Sunday, May 17, 2015

Umimachi Diary Review


'Suzu-chan, why not come to Kamakura? We could live together, the four of us?'

Three sisters, Sachi, Yoshiko and Chika, live together in Kamakura. When their estranged father dies, they must prepare a funeral. At the funeral they meet their teenage half sister Suzu for the first time, and invite her to live with them due to her rocky relationship with her stepmother.

In Hirokazu Kore-eda's beautiful examination of a broken family trying to make a life for itself, we get a glimpse at both Japanese tradition and culture, as well as the humility and kindness human beings are capable of. Umimachi Diary or Our Little Sister is almost classically Japanese in its admiration of the beauty found within the changing of the seasons, which mark the passage of time throughout the film like chapters, as well as its appreciation of good food, and the traditions that bind family life.

It's also a film about women, their tenderness and their strength, with Kore-eda paying the utmost respect to the intricacies of their characters. The connection between the sisters is real, believable, but what lets the story down is the seamlessness of the events that occur. Suzu naturally fits into the Koda family household like a missing puzzle piece, and quickly makes friends at her new school. The only real threat to the harmony of the household is when the girls' mother arrives, dubiously threatening to sell their house. However even this falls flat. There are some pristine shots and the four girls have an undeniable bond of sisterhood with one another that's very believable, but somehow everything seems too perfect, and you may find yourself searching for something deeper amongst all these very light moments, exchanged smiles and falling cherry blossom petals all making for beautiful imagery with very little substance. The girls manage to forgive a father they either haven't met, or seen for 15 years, and spend their time eating and merrily making mostly superficial conversation discussing romance and food, which is all very interesting, but may leave you feeling a little hollow.

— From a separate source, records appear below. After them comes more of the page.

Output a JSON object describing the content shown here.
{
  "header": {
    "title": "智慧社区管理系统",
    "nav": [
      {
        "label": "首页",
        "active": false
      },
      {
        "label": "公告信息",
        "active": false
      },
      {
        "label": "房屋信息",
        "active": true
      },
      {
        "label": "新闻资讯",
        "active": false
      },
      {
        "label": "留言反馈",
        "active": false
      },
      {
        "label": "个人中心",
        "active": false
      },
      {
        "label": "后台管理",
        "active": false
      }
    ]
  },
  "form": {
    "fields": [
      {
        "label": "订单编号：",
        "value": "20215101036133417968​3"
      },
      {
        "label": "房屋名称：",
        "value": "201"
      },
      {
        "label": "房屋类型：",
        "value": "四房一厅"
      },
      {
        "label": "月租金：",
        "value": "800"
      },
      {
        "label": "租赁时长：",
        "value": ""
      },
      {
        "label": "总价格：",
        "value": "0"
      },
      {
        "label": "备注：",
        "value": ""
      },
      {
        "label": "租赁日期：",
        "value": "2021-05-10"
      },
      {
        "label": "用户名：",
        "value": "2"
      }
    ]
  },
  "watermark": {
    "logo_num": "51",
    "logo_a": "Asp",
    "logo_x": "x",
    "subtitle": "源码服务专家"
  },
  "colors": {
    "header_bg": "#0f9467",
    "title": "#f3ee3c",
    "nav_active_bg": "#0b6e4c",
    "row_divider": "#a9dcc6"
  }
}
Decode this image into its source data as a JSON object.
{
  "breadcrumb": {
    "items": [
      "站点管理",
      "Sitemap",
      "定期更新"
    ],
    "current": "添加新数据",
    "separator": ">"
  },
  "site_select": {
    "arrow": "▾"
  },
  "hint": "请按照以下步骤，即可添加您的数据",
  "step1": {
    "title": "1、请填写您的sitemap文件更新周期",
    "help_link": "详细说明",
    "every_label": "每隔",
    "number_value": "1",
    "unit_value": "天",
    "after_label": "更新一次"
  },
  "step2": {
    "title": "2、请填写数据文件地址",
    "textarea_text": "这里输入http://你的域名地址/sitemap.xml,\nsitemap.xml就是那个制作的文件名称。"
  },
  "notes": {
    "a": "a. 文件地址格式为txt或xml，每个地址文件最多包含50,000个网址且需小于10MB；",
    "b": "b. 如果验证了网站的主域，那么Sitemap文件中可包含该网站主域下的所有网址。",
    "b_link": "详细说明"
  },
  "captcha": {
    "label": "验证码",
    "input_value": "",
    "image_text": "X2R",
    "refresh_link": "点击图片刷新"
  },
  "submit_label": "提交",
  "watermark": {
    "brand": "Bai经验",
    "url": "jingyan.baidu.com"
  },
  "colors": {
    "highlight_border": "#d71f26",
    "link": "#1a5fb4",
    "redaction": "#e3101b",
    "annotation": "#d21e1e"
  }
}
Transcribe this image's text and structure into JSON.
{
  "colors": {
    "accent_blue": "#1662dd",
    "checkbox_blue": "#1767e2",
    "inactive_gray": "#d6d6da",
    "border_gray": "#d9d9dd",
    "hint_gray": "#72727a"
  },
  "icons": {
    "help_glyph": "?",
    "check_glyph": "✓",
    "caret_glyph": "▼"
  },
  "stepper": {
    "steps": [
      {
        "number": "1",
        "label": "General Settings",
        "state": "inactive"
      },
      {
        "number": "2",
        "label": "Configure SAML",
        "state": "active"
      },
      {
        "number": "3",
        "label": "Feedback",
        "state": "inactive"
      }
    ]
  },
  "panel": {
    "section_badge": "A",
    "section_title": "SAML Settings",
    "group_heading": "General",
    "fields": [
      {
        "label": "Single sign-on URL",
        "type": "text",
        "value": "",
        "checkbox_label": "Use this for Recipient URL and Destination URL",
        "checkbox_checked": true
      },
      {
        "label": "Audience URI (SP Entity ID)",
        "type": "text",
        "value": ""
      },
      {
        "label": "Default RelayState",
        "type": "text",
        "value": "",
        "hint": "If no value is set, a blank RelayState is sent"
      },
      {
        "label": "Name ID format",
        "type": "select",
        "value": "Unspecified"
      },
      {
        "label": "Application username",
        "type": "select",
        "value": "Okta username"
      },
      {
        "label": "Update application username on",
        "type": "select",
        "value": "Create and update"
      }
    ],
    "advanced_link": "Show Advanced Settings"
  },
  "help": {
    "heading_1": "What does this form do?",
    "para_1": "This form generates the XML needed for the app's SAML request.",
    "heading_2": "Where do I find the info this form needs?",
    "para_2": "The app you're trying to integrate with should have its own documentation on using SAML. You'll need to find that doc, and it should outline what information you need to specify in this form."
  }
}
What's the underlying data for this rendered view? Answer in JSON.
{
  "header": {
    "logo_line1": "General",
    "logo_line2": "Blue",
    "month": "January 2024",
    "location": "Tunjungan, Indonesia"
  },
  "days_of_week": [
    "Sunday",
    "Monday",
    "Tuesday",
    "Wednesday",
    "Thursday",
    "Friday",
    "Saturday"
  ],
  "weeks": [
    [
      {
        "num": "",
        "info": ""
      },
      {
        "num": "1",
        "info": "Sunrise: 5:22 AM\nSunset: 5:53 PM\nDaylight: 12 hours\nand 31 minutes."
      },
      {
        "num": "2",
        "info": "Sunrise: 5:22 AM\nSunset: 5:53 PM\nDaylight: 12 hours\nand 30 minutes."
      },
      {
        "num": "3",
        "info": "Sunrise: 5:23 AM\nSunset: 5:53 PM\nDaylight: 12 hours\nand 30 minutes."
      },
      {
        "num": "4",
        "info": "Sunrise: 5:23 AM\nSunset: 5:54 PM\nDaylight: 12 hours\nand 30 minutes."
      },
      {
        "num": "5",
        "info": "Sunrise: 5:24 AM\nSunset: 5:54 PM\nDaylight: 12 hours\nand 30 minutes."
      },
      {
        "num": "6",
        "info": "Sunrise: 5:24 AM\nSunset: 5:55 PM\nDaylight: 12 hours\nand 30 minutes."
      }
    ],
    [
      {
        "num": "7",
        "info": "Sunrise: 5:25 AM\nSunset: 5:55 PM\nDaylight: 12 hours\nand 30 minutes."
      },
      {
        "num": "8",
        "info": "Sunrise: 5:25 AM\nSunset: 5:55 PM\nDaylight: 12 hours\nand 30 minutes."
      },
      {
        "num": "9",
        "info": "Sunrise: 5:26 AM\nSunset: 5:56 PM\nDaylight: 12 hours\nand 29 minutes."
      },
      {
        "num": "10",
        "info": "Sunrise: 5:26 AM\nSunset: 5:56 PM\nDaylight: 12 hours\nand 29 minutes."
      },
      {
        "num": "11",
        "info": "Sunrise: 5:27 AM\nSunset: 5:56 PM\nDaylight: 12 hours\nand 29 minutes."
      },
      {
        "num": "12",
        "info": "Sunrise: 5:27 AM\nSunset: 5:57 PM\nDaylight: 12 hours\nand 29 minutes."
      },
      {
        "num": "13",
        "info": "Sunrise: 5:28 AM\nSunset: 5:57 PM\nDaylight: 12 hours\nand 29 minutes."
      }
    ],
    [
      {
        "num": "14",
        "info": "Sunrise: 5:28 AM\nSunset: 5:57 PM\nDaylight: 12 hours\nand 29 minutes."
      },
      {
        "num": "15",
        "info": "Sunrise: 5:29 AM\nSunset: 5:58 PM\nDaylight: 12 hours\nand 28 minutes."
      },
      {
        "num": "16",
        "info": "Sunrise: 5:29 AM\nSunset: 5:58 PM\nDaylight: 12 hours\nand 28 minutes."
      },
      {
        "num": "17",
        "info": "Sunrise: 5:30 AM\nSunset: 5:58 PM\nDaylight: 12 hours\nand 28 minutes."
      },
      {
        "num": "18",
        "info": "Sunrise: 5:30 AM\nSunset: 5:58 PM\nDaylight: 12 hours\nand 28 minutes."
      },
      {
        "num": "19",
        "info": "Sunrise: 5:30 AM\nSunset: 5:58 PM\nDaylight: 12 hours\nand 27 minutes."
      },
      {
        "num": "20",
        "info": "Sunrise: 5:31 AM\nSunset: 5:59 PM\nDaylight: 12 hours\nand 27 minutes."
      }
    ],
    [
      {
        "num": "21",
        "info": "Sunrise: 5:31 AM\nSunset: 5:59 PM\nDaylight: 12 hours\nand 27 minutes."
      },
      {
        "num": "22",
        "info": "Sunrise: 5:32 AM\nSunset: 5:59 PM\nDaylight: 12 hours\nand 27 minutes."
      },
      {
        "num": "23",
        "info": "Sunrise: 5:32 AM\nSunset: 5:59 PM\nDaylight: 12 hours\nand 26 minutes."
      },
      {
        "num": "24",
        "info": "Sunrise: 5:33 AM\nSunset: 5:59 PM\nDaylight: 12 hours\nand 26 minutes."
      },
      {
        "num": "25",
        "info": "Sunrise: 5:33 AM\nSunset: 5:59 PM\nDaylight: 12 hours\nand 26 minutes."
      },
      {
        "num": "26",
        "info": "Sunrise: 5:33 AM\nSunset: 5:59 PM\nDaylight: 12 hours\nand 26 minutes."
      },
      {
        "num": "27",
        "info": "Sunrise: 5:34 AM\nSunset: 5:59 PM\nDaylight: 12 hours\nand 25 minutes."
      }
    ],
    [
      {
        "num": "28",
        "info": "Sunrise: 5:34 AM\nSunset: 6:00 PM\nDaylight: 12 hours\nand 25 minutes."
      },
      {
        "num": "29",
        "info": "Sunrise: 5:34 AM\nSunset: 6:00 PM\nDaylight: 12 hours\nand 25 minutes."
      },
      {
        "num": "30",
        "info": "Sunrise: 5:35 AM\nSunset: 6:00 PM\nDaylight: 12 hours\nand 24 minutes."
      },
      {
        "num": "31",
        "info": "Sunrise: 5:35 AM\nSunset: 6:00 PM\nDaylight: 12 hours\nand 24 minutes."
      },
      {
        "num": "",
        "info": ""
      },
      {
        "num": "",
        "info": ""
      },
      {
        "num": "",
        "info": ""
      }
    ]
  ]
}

As such, the melodrama you'd expect from such a story is lost and replaced instead with happy moment after happy moment, trivializing and diluting whatever message the film set out to put across. Though the characters are likeable, and their chemistry palpable, frustratingly they don't particularly progress. By the end, they're happier, though still in almost exactly the same place as when their stories began. Their unconventional family unit works out and everyone is happy, but their story could have easily been told in less than 2 hours. If you can appreciate the simplicity of what this film has to offer, Umimachi Diary is a delight to behold, though as charmingly optimistic and aesthetically elegant as it is, it reeks of untapped potential.